Your job is to report every line of the entries that has "name".

<<<<

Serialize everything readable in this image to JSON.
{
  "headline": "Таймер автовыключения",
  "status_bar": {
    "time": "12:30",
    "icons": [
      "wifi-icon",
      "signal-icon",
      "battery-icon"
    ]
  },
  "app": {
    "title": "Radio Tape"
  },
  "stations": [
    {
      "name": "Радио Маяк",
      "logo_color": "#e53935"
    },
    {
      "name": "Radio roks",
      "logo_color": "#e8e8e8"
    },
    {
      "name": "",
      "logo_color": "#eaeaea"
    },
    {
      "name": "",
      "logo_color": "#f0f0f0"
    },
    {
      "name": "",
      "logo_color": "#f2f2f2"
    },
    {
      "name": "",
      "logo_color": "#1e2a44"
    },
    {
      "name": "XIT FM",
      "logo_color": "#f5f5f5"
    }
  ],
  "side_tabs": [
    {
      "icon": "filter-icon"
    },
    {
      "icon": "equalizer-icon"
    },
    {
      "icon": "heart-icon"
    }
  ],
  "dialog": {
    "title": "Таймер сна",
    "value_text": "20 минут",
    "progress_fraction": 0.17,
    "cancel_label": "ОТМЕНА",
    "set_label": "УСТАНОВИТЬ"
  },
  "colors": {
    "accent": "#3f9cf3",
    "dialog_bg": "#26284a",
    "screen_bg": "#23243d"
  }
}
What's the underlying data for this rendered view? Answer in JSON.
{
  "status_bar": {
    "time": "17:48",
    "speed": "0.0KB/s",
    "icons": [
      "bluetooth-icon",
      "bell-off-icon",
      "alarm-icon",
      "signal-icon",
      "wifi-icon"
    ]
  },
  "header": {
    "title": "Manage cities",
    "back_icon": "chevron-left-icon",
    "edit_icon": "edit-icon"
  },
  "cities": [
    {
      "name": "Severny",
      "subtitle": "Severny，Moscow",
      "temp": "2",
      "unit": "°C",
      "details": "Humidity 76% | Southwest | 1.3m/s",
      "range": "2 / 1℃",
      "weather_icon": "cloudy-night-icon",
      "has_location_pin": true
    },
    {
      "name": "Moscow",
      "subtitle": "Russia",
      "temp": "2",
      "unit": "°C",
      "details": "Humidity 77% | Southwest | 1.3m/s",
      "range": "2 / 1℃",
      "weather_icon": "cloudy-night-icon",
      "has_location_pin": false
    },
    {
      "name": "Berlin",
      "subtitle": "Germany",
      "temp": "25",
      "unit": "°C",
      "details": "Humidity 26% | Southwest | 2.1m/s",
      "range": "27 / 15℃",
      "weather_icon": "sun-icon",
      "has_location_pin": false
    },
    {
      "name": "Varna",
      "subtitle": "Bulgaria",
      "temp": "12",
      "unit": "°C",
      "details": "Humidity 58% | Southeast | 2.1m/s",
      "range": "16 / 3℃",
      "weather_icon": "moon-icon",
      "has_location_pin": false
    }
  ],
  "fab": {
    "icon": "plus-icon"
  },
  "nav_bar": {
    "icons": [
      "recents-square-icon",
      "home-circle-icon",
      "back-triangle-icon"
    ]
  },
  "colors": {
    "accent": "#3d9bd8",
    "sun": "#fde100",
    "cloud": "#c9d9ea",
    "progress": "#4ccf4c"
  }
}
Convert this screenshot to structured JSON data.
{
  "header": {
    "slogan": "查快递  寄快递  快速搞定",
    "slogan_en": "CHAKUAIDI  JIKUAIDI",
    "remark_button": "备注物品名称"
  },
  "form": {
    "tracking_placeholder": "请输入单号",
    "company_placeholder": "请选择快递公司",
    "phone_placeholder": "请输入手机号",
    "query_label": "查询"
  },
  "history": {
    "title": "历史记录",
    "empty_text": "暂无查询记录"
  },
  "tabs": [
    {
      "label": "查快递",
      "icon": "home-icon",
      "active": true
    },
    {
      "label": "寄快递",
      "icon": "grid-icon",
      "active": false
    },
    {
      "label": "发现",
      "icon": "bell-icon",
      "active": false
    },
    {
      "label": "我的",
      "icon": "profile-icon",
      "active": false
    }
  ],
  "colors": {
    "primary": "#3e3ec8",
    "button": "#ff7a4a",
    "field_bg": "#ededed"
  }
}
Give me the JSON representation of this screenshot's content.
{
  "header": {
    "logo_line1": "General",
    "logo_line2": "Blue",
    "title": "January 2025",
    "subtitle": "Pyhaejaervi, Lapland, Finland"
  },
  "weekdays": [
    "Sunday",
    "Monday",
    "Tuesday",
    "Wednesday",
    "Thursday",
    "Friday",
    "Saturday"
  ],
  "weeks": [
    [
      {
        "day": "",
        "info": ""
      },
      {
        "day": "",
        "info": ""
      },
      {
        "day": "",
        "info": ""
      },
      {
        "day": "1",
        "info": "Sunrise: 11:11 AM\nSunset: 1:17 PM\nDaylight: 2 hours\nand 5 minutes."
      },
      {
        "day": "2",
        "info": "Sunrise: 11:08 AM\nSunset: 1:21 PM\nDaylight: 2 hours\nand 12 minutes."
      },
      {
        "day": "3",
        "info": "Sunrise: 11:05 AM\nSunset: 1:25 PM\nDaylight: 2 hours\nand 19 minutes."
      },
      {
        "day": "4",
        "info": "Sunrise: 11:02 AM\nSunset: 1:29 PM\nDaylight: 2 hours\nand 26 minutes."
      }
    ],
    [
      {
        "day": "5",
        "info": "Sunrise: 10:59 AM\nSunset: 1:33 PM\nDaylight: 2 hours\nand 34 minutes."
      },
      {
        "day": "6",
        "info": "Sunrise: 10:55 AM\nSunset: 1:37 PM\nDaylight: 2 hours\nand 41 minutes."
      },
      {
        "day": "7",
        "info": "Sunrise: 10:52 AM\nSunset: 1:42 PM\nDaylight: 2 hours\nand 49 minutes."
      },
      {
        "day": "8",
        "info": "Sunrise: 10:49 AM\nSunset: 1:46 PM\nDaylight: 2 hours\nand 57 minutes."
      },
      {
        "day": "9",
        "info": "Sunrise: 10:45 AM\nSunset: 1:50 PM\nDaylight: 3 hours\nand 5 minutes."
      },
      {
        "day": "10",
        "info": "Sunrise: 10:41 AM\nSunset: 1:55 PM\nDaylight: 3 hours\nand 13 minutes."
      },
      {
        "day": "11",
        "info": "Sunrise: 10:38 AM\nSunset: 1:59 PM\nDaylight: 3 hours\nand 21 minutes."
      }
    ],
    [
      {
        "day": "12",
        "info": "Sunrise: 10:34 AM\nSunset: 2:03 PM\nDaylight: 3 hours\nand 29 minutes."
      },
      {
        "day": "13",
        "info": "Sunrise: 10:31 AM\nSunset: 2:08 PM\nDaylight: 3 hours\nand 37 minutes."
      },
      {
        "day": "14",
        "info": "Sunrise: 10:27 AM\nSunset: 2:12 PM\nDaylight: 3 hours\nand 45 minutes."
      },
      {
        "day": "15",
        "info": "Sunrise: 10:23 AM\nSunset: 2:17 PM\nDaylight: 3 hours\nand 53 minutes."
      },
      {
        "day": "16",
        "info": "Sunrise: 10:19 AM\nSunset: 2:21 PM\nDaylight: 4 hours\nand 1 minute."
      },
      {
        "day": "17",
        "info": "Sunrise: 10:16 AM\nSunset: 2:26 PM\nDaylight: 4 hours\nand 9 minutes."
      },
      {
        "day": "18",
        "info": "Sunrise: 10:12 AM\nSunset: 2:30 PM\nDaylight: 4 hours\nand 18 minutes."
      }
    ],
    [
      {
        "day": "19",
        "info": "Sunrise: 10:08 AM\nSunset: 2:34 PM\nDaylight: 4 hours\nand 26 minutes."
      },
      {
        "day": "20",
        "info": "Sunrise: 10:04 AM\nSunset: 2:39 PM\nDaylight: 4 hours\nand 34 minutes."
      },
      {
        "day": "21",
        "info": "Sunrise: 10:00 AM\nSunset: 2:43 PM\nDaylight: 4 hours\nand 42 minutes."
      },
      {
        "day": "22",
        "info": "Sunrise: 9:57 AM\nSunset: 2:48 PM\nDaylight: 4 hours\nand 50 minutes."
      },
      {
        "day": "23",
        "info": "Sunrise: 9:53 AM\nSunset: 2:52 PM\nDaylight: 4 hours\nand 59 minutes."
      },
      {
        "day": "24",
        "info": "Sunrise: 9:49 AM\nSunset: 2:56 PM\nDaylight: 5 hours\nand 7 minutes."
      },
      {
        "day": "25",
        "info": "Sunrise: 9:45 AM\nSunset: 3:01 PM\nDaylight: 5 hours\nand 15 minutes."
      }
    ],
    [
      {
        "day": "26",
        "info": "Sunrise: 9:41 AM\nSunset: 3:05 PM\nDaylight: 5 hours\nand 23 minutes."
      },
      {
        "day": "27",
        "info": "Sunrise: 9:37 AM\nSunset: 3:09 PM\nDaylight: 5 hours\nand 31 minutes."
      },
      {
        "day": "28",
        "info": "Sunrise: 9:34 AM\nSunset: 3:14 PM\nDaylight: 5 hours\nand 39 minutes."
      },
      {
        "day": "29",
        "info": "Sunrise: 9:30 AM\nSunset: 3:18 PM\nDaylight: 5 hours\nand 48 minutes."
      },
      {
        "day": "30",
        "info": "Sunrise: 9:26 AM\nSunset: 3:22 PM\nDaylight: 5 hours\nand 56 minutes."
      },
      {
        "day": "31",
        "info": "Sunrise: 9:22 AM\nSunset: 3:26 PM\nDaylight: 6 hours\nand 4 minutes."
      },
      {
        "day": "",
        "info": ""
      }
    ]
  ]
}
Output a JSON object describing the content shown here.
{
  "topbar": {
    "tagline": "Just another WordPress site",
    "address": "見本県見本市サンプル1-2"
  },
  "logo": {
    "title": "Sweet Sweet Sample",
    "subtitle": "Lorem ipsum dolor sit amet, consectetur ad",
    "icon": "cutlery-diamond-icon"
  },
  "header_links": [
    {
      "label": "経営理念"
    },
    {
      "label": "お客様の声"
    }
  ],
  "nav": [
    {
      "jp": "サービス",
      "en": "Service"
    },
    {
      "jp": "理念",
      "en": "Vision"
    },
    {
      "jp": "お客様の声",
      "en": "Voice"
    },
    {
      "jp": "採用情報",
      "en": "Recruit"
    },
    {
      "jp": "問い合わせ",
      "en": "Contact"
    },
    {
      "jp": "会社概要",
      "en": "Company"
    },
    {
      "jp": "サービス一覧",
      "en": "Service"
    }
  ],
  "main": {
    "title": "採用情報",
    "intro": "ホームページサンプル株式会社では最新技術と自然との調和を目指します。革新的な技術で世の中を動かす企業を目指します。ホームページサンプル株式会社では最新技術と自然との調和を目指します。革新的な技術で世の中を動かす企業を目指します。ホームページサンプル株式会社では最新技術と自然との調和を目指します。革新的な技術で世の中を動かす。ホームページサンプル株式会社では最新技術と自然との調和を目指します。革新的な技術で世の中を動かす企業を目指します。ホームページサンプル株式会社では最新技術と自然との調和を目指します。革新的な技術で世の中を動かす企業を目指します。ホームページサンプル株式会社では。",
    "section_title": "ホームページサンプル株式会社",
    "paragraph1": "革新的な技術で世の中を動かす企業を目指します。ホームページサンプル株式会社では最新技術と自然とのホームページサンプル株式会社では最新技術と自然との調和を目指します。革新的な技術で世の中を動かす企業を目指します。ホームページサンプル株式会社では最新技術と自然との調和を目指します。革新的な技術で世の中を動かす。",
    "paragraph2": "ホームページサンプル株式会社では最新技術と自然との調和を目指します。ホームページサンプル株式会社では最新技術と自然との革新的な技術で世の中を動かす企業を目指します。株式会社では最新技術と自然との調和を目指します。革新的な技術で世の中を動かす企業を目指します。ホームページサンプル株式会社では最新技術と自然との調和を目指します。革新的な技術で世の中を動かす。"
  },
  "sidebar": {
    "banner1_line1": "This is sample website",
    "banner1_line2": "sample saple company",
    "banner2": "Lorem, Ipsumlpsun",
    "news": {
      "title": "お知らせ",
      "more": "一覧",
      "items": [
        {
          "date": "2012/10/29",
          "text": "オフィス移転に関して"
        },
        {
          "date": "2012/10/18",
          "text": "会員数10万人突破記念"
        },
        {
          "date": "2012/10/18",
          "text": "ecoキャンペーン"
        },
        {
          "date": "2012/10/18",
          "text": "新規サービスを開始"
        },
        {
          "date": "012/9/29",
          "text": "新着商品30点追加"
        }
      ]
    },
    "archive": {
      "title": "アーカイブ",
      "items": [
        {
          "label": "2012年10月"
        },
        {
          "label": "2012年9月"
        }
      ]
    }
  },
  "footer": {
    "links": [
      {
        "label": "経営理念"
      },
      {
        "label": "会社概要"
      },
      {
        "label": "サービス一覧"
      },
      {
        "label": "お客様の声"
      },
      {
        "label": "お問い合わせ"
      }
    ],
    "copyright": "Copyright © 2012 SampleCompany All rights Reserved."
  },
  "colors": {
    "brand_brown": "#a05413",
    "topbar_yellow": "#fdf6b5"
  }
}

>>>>

Final answer
      "name": "Радио Маяк",
      "name": "Radio roks",
      "name": "",
      "name": "",
      "name": "",
      "name": "",
      "name": "XIT FM",
      "name": "Severny",
      "name": "Moscow",
      "name": "Berlin",
      "name": "Varna",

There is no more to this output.